jgh
Guest
jgh

Hospitals aren’t a public good. A public good is one where use by A does not stop use by B, eg air, knowledge, street lights. If you use that hospital bed it stops me from using it, ergo hospitals are not a public good.

Bloke in Germany
Guest
Bloke in Germany

Defence is a public good but Boeing isn’t?

Have you thought this through?

Londoner
Guest
Londoner

You’re right, my bad.

john77
Guest
john77

I wanted Bear Sterns to go down – some idiot ordered JP Morgan to save it so people assumed that Lehman was safe and when aforesaid idiot decided to let it crash instead the mess was far far bigger than if he had let both crash or neither crash.

Spike
Guest
Spike

You don’t have an economic crash by some loans going bad. You have an economic crash by NO ONE KNOWING WHAT THE RULES ARE. (As is the case today.) This is what Geithner and Bernanke (Bush “compromise” appointees in 2006) did for the USA. Voilà, President Obama!

Londoner
Guest
Londoner

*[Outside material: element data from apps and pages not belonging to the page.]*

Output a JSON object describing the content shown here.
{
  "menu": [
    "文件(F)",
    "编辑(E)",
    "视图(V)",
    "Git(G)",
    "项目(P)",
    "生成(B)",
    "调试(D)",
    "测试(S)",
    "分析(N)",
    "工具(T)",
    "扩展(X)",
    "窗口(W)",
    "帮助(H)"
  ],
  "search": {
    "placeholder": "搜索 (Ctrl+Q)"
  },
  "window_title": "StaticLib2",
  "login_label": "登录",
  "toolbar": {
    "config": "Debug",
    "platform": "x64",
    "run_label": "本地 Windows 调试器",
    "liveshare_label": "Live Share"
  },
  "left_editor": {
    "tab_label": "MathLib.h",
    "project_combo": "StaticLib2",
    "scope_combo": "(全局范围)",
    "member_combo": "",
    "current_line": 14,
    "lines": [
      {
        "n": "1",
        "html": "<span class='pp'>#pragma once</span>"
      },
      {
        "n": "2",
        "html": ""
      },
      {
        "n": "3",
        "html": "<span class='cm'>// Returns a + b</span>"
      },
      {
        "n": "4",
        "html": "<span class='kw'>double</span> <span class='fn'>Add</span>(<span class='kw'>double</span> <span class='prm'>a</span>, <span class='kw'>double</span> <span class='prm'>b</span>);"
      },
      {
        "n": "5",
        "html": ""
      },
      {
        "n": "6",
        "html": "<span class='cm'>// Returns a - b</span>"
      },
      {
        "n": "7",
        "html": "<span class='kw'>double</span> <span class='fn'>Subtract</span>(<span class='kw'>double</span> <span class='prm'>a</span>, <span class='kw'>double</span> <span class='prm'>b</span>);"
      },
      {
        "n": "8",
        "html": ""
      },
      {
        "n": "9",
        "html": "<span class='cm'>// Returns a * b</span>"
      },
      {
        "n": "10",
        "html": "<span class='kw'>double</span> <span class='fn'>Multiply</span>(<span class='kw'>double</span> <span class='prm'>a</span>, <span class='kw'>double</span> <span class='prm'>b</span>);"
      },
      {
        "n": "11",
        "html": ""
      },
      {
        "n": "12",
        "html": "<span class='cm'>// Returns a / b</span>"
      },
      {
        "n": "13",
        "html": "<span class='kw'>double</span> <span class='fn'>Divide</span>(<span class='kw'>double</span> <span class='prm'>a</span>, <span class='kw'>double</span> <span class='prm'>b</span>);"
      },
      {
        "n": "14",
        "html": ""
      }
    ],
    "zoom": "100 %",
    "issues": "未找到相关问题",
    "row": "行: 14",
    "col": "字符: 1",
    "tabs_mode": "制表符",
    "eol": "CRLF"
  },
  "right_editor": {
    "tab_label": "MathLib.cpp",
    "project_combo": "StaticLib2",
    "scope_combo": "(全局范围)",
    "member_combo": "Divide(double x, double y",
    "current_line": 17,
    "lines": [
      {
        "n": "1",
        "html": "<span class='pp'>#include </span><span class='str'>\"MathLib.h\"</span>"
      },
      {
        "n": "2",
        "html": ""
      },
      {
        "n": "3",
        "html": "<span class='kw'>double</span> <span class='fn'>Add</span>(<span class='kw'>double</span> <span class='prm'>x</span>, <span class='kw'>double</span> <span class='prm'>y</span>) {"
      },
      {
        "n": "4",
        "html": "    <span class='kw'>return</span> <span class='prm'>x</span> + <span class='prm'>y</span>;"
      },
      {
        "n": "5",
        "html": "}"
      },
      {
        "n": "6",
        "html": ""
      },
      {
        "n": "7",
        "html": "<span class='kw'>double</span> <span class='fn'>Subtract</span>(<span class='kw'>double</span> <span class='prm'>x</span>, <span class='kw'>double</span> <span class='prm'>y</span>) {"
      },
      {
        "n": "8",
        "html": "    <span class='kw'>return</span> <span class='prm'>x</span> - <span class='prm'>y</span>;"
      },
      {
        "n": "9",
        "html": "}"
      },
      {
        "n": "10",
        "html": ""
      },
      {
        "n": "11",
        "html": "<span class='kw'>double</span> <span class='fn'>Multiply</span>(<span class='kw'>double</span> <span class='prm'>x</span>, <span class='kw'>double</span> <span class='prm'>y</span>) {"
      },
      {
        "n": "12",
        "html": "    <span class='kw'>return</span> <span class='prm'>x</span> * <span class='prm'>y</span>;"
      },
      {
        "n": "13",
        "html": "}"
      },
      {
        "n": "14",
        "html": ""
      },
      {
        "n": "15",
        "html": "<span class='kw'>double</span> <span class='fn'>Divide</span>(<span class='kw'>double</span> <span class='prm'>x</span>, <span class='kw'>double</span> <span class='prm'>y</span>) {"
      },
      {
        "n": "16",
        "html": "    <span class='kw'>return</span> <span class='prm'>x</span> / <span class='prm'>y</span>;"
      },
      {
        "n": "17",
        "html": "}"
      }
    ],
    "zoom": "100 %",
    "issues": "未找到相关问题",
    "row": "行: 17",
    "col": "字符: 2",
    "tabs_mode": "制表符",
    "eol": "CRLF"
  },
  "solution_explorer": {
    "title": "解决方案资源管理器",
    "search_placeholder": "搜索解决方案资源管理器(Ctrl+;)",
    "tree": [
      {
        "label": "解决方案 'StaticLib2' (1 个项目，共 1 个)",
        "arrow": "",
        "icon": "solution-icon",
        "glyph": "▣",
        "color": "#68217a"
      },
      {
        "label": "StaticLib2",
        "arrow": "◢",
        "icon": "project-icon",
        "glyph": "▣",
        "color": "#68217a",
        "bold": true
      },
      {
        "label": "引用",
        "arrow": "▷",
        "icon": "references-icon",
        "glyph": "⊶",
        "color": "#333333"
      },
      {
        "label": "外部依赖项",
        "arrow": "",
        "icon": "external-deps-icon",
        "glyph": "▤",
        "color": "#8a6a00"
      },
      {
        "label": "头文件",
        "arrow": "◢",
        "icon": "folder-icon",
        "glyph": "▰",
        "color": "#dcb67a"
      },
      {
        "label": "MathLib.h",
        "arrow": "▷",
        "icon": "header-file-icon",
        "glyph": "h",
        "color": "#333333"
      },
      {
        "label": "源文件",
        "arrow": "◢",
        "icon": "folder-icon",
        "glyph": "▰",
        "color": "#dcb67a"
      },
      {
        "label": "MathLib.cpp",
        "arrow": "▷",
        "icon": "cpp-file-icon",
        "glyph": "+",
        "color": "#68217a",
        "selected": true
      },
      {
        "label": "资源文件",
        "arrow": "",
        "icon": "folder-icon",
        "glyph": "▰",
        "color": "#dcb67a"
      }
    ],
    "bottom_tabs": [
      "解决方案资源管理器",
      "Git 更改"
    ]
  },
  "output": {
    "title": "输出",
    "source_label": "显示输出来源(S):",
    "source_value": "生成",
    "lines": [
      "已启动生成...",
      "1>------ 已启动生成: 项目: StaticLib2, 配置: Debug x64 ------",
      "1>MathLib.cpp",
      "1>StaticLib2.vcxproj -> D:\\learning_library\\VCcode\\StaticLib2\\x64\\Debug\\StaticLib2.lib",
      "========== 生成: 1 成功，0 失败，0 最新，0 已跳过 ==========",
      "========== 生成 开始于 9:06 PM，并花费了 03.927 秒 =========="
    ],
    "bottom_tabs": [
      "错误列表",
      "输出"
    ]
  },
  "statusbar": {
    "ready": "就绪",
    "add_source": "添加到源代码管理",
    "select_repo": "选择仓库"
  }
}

Not so. Dodgy US mortgage lenders lent a wall of Asian money to dodgy mortgagees, knowing full well what the rules were, but breaking them* . (During 2007, “defective mortgages (from mortgage originators contractually bound to perform underwriting to Citi’s standards) increased … to over 80% of production”.) And dodgy Wall Street wide boys created dodgy financial instruments to unload them onto the rest of the financial system. The rest is history. *(“In testimony to Financial Crisis Inquiry Commission, officers of Clayton Holdings—the largest residential loan due diligence and securitization surveillance company in the United States and Europe—testified that Clayton’s… Read more »

Spike
Guest
Spike

The mortgages were “dodgy” because (1) the Feds required reliance on race and class rather than ability to repay, and Bill Clinton put banks on notice that compliance would be a basis for approving the banks for ANYTHING, even opening a new branch; and (2) “Freddie Mac” and “Fannie May” famously repackaged the loans so that traders could not ascertain the quality of the debt.

The US Government REQUIRED loans to not meet minimal underwriting standards. Sorry if this doesn’t align with Salon’s opinion of who the good guys and the bad guys are.